"When you see a project like this one that is being done with so much love, the will and desire to participate override any other thing," he said.

For Ana Claudia Bavasd, it wasn't just an opportunity to serve but a time to be serving with her family. "I am very happy," she said. "My husband is returning to the Church and it is so great to have him with me on this project. He has always been a charitable man and I hope we will be able to serve together forever."

That sentiment was echoed by the Alex and Fabiane Orengo family, friends of the Church who participated in the service.
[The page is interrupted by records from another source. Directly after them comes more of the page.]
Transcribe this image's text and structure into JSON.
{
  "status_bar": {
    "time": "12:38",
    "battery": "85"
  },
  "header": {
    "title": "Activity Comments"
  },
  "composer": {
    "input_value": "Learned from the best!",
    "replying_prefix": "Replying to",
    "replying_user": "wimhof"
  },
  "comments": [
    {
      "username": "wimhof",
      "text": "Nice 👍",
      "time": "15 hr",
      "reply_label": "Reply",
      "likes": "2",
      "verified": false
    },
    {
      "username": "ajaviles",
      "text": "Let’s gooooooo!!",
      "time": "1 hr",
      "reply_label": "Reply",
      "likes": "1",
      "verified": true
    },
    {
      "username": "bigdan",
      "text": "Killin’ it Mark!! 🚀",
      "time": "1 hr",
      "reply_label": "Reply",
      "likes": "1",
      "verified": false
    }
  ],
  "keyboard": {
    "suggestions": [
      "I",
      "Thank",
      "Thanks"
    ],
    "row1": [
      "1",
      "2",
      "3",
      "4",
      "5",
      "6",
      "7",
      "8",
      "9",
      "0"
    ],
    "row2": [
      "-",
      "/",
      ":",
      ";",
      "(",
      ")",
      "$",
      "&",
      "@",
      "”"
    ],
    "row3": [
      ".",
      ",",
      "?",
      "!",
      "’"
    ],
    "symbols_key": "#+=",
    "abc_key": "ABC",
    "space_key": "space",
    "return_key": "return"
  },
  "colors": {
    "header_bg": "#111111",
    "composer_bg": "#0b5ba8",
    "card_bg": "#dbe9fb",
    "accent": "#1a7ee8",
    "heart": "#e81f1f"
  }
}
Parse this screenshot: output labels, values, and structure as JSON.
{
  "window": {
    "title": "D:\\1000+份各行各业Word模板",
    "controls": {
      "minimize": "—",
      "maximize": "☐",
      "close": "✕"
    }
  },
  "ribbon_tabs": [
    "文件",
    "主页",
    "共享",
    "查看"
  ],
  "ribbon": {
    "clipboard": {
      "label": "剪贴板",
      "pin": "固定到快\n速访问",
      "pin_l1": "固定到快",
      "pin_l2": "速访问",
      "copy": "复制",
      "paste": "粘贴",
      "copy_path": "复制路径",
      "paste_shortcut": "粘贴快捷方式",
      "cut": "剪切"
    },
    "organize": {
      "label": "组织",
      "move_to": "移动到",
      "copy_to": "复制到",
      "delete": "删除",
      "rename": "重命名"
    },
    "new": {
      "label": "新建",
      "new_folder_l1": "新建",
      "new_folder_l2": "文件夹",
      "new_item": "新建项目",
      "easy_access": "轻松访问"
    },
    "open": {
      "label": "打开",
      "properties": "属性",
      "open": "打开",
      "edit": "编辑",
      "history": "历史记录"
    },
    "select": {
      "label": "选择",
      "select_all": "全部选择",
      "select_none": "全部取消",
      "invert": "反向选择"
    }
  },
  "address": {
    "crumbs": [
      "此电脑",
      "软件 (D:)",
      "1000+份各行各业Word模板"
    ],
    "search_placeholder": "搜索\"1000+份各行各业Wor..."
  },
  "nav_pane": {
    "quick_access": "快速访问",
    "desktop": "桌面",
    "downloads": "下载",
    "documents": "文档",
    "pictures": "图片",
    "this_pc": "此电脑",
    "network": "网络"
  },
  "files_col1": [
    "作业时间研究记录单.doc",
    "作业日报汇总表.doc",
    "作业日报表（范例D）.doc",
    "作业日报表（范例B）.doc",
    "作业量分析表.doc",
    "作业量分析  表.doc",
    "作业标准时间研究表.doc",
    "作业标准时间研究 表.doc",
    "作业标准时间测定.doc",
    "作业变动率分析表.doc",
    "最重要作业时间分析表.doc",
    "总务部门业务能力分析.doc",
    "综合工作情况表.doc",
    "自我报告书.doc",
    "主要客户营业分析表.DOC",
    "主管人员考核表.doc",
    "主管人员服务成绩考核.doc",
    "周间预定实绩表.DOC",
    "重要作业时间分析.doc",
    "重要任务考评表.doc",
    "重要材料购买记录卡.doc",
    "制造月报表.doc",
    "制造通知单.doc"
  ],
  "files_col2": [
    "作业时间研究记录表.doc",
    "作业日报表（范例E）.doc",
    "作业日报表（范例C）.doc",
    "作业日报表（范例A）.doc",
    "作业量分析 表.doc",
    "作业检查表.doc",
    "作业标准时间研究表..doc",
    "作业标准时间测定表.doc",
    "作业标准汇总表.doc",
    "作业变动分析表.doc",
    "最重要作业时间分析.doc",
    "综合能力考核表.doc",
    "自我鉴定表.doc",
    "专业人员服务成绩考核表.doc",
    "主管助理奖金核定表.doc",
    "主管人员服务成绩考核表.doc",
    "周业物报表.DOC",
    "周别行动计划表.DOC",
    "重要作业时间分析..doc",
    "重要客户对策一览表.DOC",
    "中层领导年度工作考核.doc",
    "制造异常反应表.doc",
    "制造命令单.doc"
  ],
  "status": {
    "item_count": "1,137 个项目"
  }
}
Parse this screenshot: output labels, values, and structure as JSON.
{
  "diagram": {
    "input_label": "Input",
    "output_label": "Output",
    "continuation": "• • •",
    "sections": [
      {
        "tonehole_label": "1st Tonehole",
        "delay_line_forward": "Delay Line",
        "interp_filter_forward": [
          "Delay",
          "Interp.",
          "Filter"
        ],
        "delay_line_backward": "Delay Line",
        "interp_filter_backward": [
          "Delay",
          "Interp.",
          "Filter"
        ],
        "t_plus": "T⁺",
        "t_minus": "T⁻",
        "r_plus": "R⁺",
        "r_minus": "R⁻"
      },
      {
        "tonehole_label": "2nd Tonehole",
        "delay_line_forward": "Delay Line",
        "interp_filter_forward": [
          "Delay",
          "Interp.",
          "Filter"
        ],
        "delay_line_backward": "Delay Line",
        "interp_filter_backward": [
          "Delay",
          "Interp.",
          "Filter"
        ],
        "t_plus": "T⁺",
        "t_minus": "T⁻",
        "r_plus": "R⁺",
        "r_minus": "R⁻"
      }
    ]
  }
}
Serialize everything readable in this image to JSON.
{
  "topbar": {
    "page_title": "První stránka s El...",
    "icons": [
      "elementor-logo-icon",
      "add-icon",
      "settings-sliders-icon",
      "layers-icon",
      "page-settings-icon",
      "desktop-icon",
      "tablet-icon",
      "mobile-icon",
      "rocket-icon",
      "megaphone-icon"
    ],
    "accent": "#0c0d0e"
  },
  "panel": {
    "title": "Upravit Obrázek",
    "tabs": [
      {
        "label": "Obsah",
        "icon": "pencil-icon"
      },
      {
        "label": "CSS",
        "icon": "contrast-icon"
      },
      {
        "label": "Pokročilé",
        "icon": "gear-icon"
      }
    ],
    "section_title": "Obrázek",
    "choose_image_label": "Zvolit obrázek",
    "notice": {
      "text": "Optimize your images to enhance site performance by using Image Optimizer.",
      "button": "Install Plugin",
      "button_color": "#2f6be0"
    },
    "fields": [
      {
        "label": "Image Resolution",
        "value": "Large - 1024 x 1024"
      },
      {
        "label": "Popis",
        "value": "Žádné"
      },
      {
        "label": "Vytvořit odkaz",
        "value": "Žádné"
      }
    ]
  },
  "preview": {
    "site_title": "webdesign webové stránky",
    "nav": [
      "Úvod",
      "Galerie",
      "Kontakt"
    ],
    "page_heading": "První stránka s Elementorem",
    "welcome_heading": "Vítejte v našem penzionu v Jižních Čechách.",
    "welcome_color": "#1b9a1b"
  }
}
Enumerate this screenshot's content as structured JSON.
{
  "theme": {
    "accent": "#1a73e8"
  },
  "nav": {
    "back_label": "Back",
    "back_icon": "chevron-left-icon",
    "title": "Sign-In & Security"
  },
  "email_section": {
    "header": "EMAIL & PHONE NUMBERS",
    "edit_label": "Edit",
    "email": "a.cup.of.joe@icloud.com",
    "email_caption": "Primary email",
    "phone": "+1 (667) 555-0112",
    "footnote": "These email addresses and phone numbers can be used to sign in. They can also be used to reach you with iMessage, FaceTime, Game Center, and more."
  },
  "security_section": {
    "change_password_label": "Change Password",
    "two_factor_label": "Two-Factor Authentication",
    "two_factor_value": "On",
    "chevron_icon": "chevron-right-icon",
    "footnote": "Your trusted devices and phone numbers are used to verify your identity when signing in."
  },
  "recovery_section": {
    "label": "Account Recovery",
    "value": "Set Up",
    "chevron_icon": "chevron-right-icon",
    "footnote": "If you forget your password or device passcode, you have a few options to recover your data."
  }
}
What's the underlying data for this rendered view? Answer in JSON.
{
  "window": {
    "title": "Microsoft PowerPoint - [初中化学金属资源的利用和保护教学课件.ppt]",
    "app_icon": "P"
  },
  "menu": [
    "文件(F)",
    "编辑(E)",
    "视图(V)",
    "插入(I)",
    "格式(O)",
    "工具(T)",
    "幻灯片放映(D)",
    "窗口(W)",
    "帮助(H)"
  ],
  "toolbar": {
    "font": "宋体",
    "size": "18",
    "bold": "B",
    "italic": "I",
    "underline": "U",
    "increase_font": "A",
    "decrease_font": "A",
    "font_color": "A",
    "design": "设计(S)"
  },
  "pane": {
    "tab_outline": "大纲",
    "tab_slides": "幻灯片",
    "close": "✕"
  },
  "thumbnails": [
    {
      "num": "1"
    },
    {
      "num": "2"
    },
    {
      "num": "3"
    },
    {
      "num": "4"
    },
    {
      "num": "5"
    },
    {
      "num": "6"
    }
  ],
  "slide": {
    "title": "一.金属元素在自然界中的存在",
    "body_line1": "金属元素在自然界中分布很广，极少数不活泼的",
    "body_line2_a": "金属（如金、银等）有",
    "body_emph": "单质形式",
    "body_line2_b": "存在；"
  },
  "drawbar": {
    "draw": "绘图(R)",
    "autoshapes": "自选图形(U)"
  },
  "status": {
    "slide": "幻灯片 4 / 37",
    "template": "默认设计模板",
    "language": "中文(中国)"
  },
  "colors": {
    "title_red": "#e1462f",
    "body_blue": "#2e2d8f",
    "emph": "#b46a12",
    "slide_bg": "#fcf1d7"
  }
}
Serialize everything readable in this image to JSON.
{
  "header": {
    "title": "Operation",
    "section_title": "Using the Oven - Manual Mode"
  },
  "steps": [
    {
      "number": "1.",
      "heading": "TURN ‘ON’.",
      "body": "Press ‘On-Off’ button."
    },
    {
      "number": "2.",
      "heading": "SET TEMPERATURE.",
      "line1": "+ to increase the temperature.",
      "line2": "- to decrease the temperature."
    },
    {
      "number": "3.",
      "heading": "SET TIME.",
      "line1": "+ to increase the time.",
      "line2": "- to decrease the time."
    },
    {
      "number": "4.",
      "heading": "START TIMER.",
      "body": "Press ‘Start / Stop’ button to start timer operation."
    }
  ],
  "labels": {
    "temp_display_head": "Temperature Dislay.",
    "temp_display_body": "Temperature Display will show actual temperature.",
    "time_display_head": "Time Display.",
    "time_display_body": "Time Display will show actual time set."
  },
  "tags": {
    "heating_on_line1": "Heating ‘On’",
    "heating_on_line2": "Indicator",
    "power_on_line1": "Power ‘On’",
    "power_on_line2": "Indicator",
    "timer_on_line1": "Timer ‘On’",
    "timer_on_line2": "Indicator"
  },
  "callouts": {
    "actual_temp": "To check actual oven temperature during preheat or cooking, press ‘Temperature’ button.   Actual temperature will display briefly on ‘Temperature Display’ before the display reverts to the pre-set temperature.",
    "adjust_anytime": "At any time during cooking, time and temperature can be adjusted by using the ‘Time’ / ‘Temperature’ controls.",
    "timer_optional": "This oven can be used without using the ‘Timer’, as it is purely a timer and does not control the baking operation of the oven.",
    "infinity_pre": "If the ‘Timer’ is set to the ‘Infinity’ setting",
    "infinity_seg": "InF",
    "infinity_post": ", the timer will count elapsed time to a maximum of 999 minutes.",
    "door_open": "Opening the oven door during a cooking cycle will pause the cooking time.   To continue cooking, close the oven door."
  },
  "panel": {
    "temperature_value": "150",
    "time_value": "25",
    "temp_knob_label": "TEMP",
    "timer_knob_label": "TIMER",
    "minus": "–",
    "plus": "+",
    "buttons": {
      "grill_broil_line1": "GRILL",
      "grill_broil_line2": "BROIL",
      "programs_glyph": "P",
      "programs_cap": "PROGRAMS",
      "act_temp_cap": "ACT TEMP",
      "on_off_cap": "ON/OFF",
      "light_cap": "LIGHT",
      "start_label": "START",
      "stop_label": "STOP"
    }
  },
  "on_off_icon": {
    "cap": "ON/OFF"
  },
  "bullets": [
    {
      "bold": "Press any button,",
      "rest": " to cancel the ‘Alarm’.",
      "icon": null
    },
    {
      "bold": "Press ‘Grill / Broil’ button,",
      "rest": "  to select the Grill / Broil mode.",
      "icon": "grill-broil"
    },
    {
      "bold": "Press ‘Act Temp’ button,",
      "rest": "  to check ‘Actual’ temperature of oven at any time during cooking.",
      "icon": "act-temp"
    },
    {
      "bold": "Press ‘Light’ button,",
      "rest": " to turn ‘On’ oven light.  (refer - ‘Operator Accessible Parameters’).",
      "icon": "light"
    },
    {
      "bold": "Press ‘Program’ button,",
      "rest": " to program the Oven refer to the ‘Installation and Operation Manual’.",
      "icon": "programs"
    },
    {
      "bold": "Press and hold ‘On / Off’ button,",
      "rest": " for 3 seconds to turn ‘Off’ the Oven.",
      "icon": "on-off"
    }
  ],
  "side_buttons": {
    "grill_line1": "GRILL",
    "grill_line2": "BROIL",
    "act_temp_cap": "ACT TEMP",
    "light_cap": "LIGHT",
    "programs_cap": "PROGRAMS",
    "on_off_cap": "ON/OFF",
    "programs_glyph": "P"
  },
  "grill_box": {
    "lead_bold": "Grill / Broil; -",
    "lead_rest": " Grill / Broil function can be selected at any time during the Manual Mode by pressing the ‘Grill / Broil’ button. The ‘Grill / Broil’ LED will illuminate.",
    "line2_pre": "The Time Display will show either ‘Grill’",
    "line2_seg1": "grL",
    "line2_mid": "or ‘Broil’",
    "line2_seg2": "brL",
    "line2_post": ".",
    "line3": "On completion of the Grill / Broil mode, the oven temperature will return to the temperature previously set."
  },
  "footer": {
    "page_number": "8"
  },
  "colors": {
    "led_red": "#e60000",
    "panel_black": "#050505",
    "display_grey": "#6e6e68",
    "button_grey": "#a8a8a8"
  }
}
"I never saw people so animated, happy, receptive and willing to work," said Mr. Orengo. "I noticed right away these people had something special about them. I do not know exactly what it was, but I think that it might have something to do with the natural spirituality of the group."

Unfortunately, the day following the service project, a weather front accompanied by fierce rain and hail hit the city, causing traffic jams and flooding. In some places in the city, the water flooded and reached heights of more than four feet high. At the Amancio Mouro School where the Orengo family had worked, classrooms flooded and the administration offices were almost destroyed by hail.

"Even though the storm had ruined the newly painted walls, the colors of love, friendship and respect remained in our hearts, never to be washed away," said Mr. Orengo said.

— Translated by Jeannette N. Oakes